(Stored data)
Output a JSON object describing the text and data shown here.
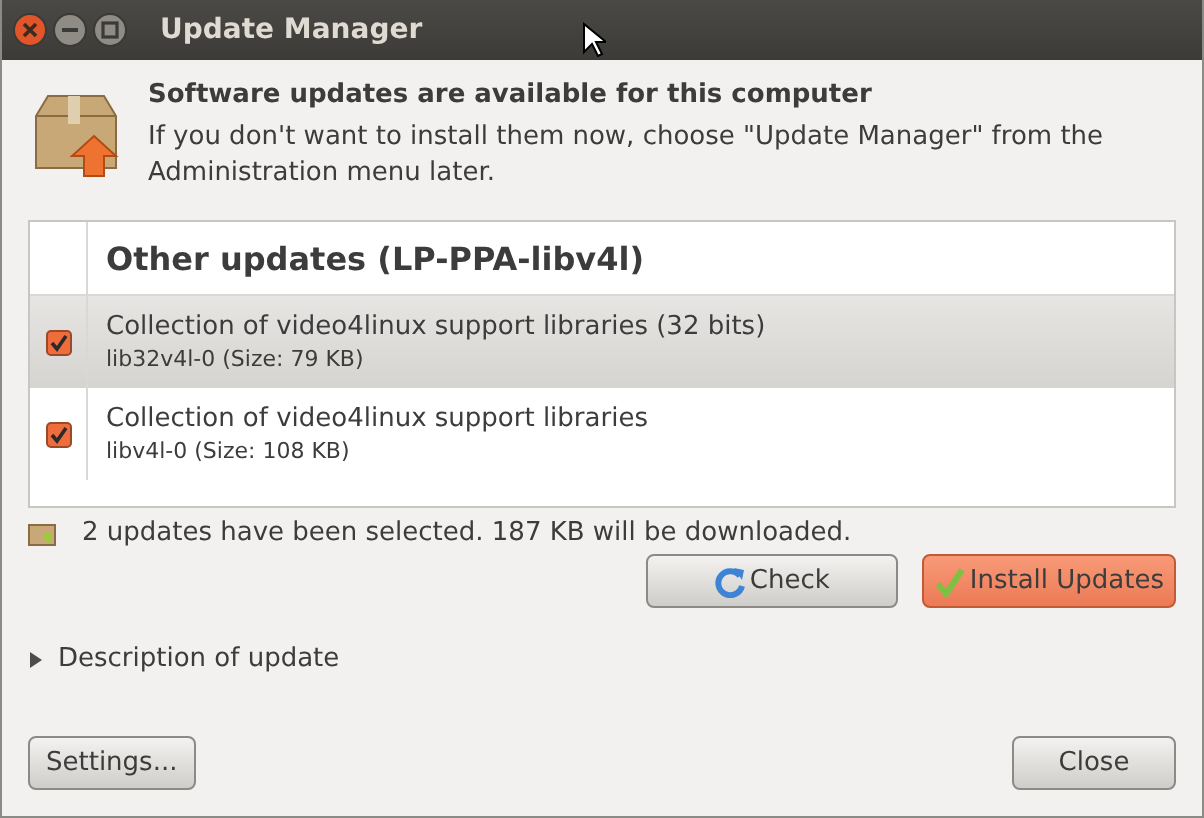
{
  "window": {
    "title": "Update Manager"
  },
  "header": {
    "title": "Software updates are available for this computer",
    "description": "If you don't want to install them now, choose \"Update Manager\" from the Administration menu later."
  },
  "update_list": {
    "group": "Other updates (LP-PPA-libv4l)",
    "rows": [
      {
        "name": "Collection of video4linux support libraries (32 bits)",
        "package": "lib32v4l-0 (Size: 79 KB)",
        "checked": true,
        "selected": true
      },
      {
        "name": "Collection of video4linux support libraries",
        "package": "libv4l-0 (Size: 108 KB)",
        "checked": true,
        "selected": false
      }
    ]
  },
  "status": "2 updates have been selected. 187 KB will be downloaded.",
  "actions": [
    {
      "kind": "check",
      "label": "Check"
    },
    {
      "kind": "install",
      "label": "Install Updates"
    }
  ],
  "expander": {
    "label": "Description of update",
    "expanded": false
  },
  "footer": {
    "settings": "Settings...",
    "close": "Close"
  }
}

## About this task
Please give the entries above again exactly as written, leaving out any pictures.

## Response area
Output a JSON object describing the text and data shown here.
{
  "window": {
    "title": "Update Manager"
  },
  "header": {
    "title": "Software updates are available for this computer",
    "description": "If you don't want to install them now, choose \"Update Manager\" from the Administration menu later."
  },
  "update_list": {
    "group": "Other updates (LP-PPA-libv4l)",
    "rows": [
      {
        "name": "Collection of video4linux support libraries (32 bits)",
        "package": "lib32v4l-0 (Size: 79 KB)",
        "checked": true,
        "selected": true
      },
      {
        "name": "Collection of video4linux support libraries",
        "package": "libv4l-0 (Size: 108 KB)",
        "checked": true,
        "selected": false
      }
    ]
  },
  "status": "2 updates have been selected. 187 KB will be downloaded.",
  "actions": [
    {
      "kind": "check",
      "label": "Check"
    },
    {
      "kind": "install",
      "label": "Install Updates"
    }
  ],
  "expander": {
    "label": "Description of update",
    "expanded": false
  },
  "footer": {
    "settings": "Settings...",
    "close": "Close"
  }
}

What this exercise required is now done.